Paramedics fill a crucial role in a safe and healthy society. The people who commit to the service of others face a whole new set of expectations today than existed just a few decades ago. Years ago, we didn’t have a pandemic posing an invisible threat to humanity. We generally had a basic arena in which emergency calls involved relatively clear-cut injuries and medical problems. Even in those “normal and usual” situations, a first responder had to have the ability to react quickly and appropriately.
The reaction that a first responder has been expected to demonstrate in the field has expanded significantly. Paramedics do much more than administer CPR and extricate patients from precarious situations. Today, the average day in the life of a first responder may involve a procedure like surgical cricothyroidotomy, needle thoracentesis, tube thoracostomy, or endotracheal intubation. The successful treatment of the patient requires critical thinking, bio-skills, and confidence. While confidence can be built on the job, there is a better way; a safer way.

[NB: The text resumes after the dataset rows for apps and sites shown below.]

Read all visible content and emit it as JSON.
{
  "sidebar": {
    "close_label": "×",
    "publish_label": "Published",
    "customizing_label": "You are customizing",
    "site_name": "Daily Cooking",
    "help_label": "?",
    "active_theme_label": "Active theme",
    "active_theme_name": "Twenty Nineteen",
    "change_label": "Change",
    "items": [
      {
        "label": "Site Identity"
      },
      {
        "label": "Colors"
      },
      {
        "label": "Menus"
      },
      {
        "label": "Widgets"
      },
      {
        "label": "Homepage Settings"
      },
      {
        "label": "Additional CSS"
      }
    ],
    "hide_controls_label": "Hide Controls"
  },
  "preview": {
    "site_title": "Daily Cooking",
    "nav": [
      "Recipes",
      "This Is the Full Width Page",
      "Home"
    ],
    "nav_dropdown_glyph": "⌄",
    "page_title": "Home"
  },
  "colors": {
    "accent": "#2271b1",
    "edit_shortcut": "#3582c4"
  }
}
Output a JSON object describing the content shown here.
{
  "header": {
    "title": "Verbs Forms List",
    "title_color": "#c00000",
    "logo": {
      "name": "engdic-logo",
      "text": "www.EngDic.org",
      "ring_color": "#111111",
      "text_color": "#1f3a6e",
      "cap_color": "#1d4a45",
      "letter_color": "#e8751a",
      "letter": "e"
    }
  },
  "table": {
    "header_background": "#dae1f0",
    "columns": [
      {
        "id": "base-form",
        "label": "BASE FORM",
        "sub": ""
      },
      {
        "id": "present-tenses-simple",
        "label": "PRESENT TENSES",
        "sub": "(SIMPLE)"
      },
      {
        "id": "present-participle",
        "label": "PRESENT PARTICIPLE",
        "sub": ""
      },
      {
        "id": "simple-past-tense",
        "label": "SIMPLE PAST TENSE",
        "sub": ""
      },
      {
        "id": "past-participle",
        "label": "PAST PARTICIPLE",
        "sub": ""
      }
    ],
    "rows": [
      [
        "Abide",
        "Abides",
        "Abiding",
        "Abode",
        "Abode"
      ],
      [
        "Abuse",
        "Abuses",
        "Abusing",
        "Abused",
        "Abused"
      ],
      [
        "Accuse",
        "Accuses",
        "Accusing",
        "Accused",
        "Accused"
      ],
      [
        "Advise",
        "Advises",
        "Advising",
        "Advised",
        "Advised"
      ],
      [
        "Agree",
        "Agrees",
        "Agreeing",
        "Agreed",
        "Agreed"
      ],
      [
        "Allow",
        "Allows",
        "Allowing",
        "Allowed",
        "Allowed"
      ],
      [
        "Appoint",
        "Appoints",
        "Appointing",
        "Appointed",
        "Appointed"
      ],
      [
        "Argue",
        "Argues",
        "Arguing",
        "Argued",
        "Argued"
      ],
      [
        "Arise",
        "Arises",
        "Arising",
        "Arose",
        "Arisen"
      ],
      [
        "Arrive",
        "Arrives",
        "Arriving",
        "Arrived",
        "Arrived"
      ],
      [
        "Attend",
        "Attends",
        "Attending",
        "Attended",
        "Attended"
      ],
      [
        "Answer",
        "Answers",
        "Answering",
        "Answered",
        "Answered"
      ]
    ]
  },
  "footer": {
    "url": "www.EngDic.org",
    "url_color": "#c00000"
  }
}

Historically, paramedic training has relied on mannequin models for various bioskills techniques. This is a fine base but does not mimic what the first responder will encounter outside of their controlled clinical environment. What is most beneficial is exposure to human tissue. We provide this in state-of-the-art cadaver labs.
Cadaver lab training is not only for surgeons and other medical providers. Those who provide critical emergency services can significantly improve their clinical practice by working with cadaver tissue. Engaging in a comprehensive training course, the first responder expands their familiarity with physical landmarks on the body, internal structures, and other vital human characteristics. Such training makes a paramedic better at the procedures they may at some point be required […]